## Work instruction
Look through the material and copy each line holding "Ashi".

## Data extracts
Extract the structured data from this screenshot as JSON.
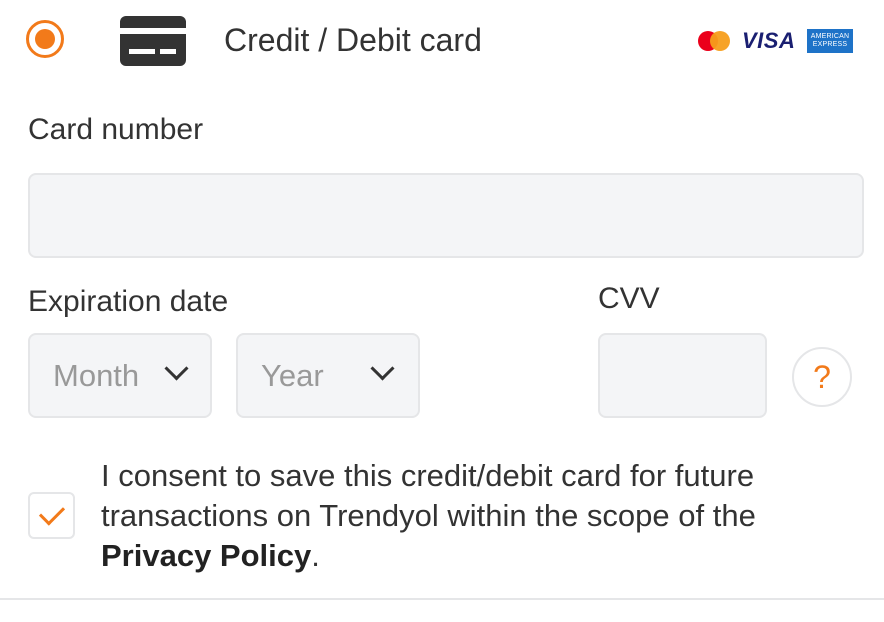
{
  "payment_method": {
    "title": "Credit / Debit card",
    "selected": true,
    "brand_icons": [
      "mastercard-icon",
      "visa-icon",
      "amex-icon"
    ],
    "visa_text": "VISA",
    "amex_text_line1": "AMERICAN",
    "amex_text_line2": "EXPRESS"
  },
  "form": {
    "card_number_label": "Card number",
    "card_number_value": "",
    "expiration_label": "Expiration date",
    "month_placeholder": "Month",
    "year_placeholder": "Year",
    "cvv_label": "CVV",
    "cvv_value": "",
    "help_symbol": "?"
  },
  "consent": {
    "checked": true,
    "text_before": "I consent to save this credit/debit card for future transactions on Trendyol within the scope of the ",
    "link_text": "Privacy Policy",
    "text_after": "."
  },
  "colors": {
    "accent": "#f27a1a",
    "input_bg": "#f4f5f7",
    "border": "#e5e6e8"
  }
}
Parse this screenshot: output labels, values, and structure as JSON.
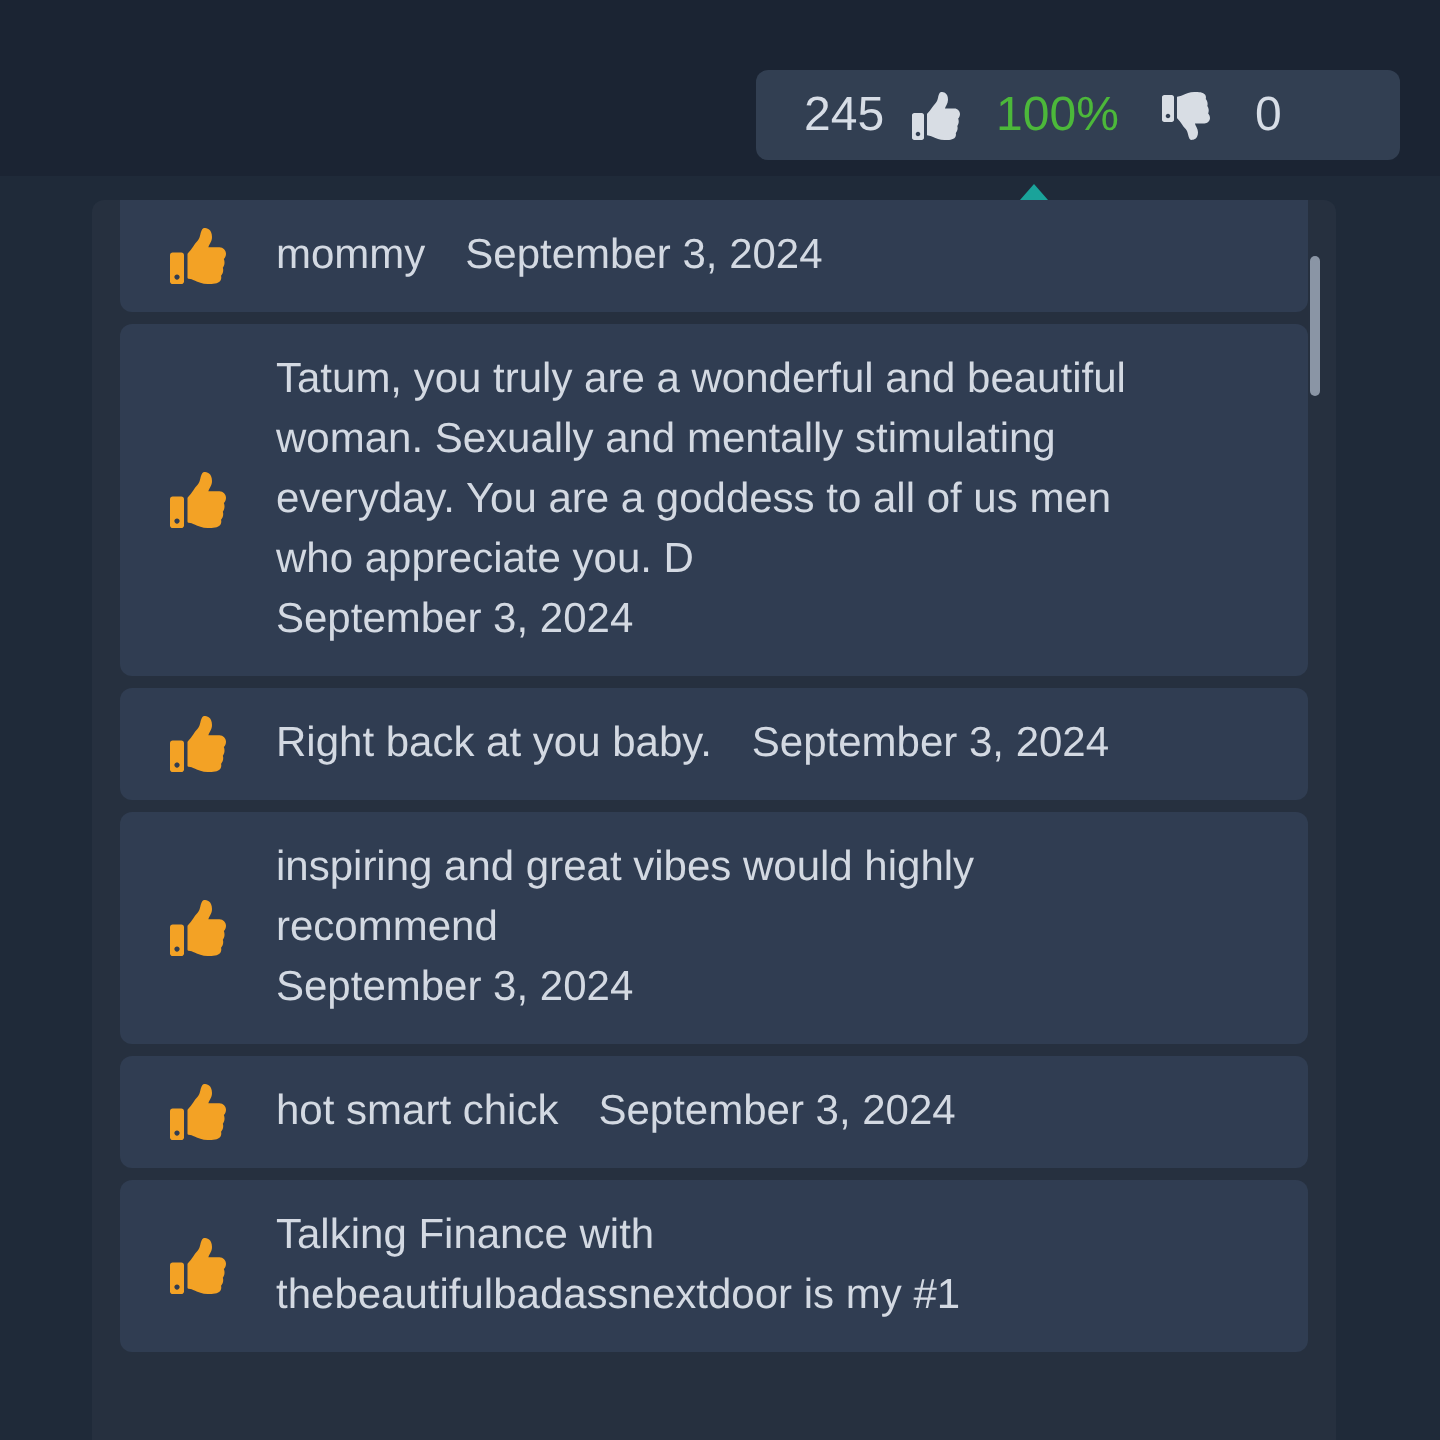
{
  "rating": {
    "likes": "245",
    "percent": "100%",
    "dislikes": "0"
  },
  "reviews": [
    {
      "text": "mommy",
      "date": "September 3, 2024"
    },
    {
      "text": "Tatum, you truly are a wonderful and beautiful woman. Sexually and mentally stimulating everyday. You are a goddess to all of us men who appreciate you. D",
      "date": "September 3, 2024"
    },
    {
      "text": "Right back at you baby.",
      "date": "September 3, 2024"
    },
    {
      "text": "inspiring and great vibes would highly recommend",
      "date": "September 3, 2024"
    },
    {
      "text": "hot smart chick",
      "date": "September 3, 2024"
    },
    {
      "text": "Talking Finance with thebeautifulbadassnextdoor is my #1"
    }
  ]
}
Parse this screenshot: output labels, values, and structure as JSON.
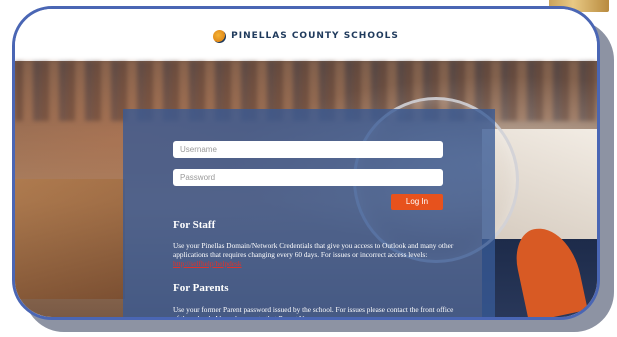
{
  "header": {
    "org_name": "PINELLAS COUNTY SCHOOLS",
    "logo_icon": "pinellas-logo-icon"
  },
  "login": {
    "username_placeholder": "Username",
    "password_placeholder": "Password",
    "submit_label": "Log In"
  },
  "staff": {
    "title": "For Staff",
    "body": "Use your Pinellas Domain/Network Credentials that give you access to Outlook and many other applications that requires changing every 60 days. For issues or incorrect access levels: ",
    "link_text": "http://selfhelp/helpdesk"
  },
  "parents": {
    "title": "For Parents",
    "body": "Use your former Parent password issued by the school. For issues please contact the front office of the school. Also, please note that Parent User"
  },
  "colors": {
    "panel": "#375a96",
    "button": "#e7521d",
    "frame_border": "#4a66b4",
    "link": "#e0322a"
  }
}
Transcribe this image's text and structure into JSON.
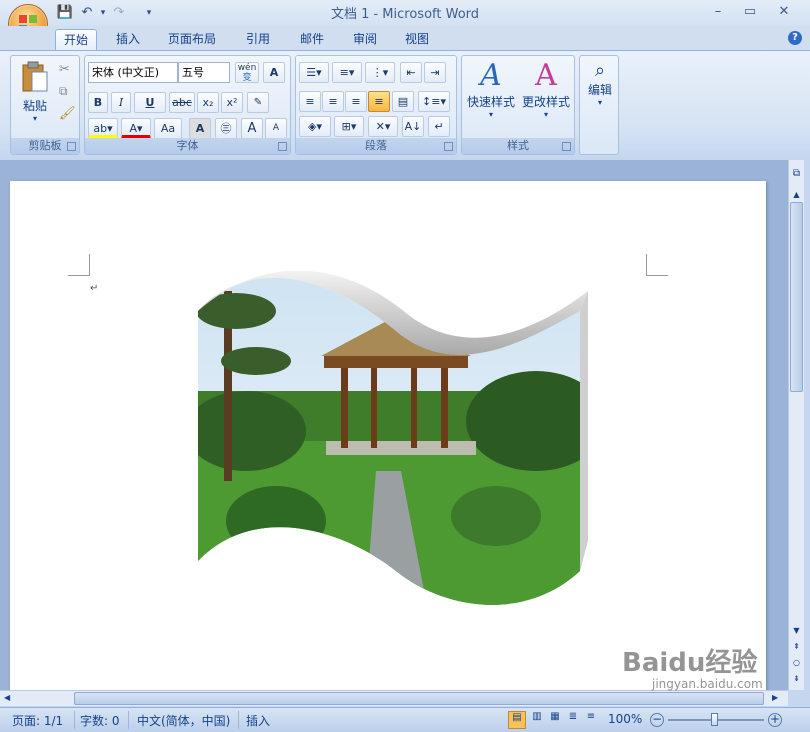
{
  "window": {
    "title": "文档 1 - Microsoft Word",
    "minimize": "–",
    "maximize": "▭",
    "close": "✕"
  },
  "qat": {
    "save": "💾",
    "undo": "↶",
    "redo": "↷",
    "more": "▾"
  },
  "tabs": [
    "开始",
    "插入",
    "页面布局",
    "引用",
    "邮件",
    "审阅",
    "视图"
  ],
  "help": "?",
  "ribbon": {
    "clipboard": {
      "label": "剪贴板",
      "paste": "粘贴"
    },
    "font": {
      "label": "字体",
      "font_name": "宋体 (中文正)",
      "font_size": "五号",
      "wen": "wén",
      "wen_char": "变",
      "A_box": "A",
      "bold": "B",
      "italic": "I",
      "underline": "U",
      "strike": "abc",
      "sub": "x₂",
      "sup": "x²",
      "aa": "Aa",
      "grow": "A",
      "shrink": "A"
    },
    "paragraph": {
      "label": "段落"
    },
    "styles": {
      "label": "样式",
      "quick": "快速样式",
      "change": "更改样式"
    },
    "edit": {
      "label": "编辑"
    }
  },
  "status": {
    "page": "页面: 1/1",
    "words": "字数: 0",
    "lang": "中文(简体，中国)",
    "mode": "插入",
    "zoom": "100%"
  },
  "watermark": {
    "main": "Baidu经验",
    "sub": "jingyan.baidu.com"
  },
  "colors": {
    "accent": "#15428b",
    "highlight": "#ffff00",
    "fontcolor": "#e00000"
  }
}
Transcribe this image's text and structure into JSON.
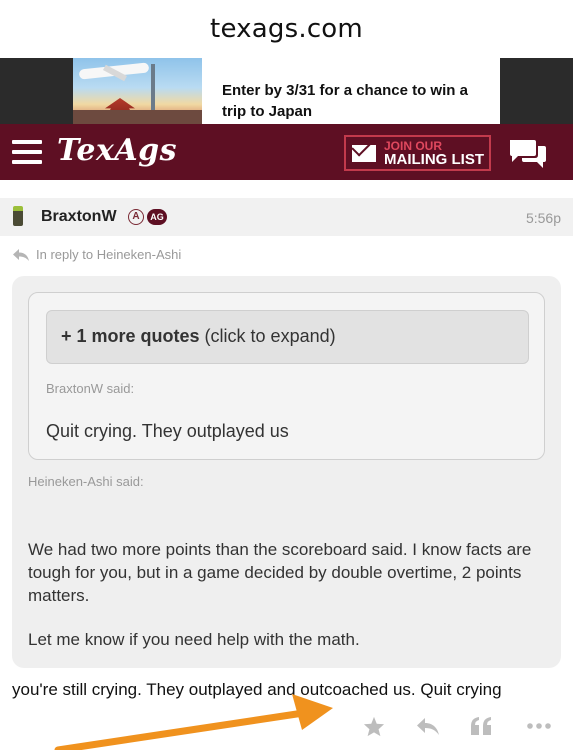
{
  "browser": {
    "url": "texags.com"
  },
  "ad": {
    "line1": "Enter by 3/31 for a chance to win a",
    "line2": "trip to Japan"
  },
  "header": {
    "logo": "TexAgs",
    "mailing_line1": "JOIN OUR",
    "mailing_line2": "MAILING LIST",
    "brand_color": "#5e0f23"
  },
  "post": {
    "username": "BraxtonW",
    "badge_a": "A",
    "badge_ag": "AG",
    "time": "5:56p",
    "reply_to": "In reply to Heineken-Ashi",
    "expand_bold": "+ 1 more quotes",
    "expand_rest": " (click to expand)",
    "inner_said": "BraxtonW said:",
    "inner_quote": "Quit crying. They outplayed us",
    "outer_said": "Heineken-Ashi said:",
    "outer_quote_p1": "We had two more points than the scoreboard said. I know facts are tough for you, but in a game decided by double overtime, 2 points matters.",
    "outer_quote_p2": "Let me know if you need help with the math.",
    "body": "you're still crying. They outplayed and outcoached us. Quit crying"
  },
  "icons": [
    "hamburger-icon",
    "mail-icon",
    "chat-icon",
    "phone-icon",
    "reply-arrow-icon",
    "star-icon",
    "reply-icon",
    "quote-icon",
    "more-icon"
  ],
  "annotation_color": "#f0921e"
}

## Reply
    "reply_to": "In reply to Heineken-Ashi",
    "outer_said": "Heineken-Ashi said:",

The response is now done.